#### [Required work]
Wherever "percent" appears in a line of the records below, count that line, and report only the number.

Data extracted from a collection
*** Begin section ***

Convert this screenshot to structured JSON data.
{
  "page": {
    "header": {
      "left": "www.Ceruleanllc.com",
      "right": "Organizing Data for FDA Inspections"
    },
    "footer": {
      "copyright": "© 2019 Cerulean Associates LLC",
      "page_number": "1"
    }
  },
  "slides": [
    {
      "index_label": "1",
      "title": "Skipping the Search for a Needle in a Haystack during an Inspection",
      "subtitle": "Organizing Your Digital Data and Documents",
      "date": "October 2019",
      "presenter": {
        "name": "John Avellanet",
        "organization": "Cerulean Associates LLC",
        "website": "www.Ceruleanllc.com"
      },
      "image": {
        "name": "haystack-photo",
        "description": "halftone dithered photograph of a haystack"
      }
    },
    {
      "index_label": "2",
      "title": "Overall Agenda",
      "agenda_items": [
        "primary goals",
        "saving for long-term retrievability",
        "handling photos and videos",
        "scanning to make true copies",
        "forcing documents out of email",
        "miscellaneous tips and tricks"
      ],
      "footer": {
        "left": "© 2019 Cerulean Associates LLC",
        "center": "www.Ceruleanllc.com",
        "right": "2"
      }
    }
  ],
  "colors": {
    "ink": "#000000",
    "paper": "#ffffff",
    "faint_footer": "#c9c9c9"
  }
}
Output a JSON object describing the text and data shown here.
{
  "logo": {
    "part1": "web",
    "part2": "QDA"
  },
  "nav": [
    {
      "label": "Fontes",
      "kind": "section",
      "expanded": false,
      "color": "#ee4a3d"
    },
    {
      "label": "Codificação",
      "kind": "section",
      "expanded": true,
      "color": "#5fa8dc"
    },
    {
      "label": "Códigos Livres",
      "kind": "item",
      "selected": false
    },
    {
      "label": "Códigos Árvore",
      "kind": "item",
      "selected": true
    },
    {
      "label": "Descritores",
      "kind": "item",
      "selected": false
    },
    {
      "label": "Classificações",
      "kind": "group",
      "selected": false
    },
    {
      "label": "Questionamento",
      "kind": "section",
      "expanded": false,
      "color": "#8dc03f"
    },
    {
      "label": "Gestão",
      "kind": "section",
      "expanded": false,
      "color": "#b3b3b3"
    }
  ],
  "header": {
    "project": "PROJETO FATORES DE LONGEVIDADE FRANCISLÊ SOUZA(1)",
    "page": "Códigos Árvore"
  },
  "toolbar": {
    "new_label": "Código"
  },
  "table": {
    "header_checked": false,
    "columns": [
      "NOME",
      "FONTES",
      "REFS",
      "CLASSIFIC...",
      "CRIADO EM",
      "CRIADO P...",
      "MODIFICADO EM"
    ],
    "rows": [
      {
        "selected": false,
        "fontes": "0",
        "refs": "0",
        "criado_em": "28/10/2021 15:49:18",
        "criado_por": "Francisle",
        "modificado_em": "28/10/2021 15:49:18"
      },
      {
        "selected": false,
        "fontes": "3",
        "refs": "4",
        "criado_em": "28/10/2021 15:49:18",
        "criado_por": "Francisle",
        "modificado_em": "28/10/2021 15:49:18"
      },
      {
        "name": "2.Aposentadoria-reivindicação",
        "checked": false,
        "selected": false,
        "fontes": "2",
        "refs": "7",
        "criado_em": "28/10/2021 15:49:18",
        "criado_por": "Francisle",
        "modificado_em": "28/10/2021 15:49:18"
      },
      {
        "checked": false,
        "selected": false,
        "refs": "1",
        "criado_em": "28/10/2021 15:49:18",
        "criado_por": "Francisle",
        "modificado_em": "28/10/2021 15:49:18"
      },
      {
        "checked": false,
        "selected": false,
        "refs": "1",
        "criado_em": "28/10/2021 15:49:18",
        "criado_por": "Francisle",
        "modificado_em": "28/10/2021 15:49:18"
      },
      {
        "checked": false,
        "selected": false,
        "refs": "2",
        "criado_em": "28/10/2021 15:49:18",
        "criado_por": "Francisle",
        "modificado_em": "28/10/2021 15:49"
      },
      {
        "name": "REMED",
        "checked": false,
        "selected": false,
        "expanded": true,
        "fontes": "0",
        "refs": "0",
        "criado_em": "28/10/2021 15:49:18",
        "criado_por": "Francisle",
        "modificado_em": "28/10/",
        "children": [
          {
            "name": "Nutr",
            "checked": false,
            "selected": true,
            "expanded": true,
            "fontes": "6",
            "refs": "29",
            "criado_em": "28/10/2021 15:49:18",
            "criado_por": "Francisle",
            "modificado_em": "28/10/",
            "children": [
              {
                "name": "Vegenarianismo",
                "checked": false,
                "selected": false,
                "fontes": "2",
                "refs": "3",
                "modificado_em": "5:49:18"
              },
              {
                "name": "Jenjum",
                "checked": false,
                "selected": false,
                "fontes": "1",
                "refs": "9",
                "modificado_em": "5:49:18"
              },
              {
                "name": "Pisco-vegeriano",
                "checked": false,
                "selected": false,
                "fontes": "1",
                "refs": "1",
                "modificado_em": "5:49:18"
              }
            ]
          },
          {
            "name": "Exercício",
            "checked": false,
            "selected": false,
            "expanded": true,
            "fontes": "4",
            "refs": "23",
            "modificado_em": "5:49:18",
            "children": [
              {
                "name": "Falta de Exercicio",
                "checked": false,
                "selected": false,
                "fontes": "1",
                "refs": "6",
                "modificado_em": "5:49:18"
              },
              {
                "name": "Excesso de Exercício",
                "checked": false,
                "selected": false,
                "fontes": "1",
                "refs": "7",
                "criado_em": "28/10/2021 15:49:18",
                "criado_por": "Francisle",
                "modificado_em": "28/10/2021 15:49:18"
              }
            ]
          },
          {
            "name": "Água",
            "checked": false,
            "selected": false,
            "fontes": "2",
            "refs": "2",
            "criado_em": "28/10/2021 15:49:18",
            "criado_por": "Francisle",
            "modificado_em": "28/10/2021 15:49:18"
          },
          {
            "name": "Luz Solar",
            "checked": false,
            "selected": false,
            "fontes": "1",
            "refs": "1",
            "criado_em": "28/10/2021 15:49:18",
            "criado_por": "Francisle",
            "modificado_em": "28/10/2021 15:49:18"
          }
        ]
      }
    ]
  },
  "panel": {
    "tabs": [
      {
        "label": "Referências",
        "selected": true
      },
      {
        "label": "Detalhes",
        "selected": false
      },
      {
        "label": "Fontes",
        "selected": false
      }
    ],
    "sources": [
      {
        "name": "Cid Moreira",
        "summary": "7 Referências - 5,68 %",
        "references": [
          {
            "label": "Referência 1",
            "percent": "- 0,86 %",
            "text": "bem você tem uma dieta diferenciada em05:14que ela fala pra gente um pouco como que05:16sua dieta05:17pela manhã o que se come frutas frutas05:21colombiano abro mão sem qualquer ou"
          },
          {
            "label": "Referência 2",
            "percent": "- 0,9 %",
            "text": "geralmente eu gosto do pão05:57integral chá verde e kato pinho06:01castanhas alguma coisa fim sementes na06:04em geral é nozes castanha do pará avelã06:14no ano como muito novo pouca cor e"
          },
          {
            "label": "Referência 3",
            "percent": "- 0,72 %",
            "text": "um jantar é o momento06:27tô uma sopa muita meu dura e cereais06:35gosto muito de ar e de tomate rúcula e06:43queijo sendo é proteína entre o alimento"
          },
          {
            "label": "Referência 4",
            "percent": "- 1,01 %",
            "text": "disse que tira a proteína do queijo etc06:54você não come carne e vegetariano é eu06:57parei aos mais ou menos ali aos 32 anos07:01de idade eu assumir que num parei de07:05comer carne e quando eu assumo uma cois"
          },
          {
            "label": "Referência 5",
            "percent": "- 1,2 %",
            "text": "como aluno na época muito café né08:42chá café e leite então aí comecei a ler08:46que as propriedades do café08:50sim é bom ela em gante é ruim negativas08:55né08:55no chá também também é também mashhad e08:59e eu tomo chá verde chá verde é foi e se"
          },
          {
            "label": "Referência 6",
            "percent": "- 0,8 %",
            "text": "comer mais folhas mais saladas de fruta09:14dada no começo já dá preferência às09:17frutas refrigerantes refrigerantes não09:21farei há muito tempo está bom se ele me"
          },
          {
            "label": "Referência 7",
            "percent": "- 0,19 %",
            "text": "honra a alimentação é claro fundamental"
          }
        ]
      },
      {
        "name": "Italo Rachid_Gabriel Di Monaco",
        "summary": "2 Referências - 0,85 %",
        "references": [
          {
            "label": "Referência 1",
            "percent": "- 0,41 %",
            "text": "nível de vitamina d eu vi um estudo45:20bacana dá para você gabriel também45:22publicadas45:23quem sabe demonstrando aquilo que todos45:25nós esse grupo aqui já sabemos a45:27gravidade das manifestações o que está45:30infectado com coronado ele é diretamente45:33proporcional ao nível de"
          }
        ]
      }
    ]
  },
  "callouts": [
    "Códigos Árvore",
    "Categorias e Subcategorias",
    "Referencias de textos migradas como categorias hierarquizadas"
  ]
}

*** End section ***

#### [Solution for this problem]
8